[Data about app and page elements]
/---
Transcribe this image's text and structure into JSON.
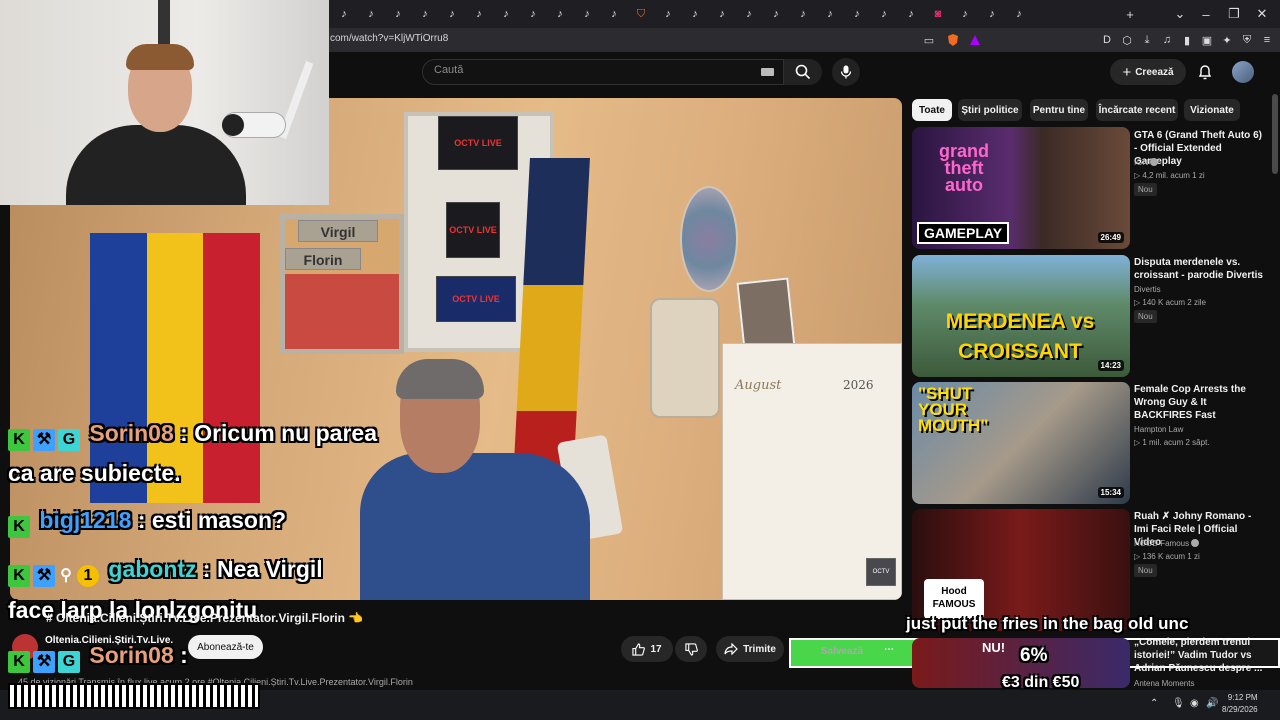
{
  "browser": {
    "url": "com/watch?v=KljWTiOrru8",
    "tab_icons": [
      "tiktok-icon",
      "tiktok-icon",
      "tiktok-icon",
      "tiktok-icon",
      "tiktok-icon",
      "tiktok-icon",
      "tiktok-icon",
      "tiktok-icon",
      "tiktok-icon",
      "tiktok-icon",
      "tiktok-icon",
      "brave-icon",
      "tiktok-icon",
      "tiktok-icon",
      "tiktok-icon",
      "tiktok-icon",
      "tiktok-icon",
      "tiktok-icon",
      "tiktok-icon",
      "tiktok-icon",
      "tiktok-icon",
      "tiktok-icon",
      "instagram-icon",
      "tiktok-icon",
      "tiktok-icon",
      "tiktok-icon"
    ]
  },
  "header": {
    "search_placeholder": "Caută",
    "create_label": "Creează"
  },
  "chat": [
    {
      "user": "Sorin08",
      "message": " : Oricum nu parea",
      "user_color": "#e8a07a"
    },
    {
      "continuation": "ca are subiecte."
    },
    {
      "user": "bigj1218",
      "message": " : esti mason?",
      "user_color": "#3ea0ff"
    },
    {
      "user": "gabontz",
      "message": " : Nea Virgil",
      "user_color": "#3fd4d4",
      "coin": "1"
    },
    {
      "continuation": "face larp la lonlzgonitu"
    },
    {
      "user": "Sorin08",
      "message": " :",
      "user_color": "#e8a07a"
    }
  ],
  "video": {
    "title": "# Oltenia.Cilieni.Știri.Tv.Live.Prezentator.Virgil.Florin 👈",
    "channel": "Oltenia.Cilieni.Știri.Tv.Live.",
    "subscribe_label": "Abonează-te",
    "likes": "17",
    "share_label": "Trimite",
    "save_label": "Salvează",
    "description": "45 de vizionări  Transmis în flux live acum 2 ore  #Oltenia.Cilieni.Știri.Tv.Live.Prezentator.Virgil.Florin",
    "wall_signs": [
      "Virgil",
      "Florin"
    ],
    "posters": [
      "OCTV LIVE",
      "OCTV LIVE",
      "OCTV LIVE"
    ],
    "calendar_month": "August",
    "calendar_year": "2026"
  },
  "chips": [
    "Toate",
    "Știri politice",
    "Pentru tine",
    "Încărcate recent",
    "Vizionate"
  ],
  "recommendations": [
    {
      "title": "GTA 6 (Grand Theft Auto 6) - Official Extended Gameplay",
      "channel": "IGN",
      "meta": "▷ 4,2 mil.  acum 1 zi",
      "badge": "Nou",
      "duration": "26:49",
      "thumb_text": "GAMEPLAY"
    },
    {
      "title": "Disputa merdenele vs. croissant - parodie Divertis",
      "channel": "Divertis",
      "meta": "▷ 140 K  acum 2 zile",
      "badge": "Nou",
      "duration": "14:23",
      "thumb_text": "MERDENEA vs CROISSANT"
    },
    {
      "title": "Female Cop Arrests the Wrong Guy & It BACKFIRES Fast",
      "channel": "Hampton Law",
      "meta": "▷ 1 mil.  acum 2 săpt.",
      "badge": "",
      "duration": "15:34",
      "thumb_text": "\"SHUT YOUR MOUTH\""
    },
    {
      "title": "Ruah ✗ Johny Romano - Imi Faci Rele | Official Video",
      "channel": "HOOD Famous",
      "meta": "▷ 136 K  acum 1 zi",
      "badge": "Nou",
      "duration": "",
      "thumb_text": "Hood FAMOUS"
    },
    {
      "title": "„Comele, pierdem trenul istoriei!” Vadim Tudor vs Adrian Păunescu despre ...",
      "channel": "Antena Moments",
      "meta": "",
      "badge": "",
      "duration": "",
      "thumb_text": "NU!"
    }
  ],
  "overlay": {
    "caption": "just put the fries in the bag old unc",
    "donation_percent": "6%",
    "donation_progress": 0.06,
    "donation_amount": "€3 din €50"
  },
  "taskbar": {
    "time": "9:12 PM",
    "date": "8/29/2026"
  },
  "colors": {
    "flag_blue": "#1e3f9a",
    "flag_yellow": "#f2c21b",
    "flag_red": "#c8202e",
    "accent_green": "#4ad64a"
  }
}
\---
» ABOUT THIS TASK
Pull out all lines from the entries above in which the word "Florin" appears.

» SOLUTION FOR THIS PROBLEM
    "title": "# Oltenia.Cilieni.Știri.Tv.Live.Prezentator.Virgil.Florin 👈",
    "description": "45 de vizionări  Transmis în flux live acum 2 ore  #Oltenia.Cilieni.Știri.Tv.Live.Prezentator.Virgil.Florin",
      "Florin"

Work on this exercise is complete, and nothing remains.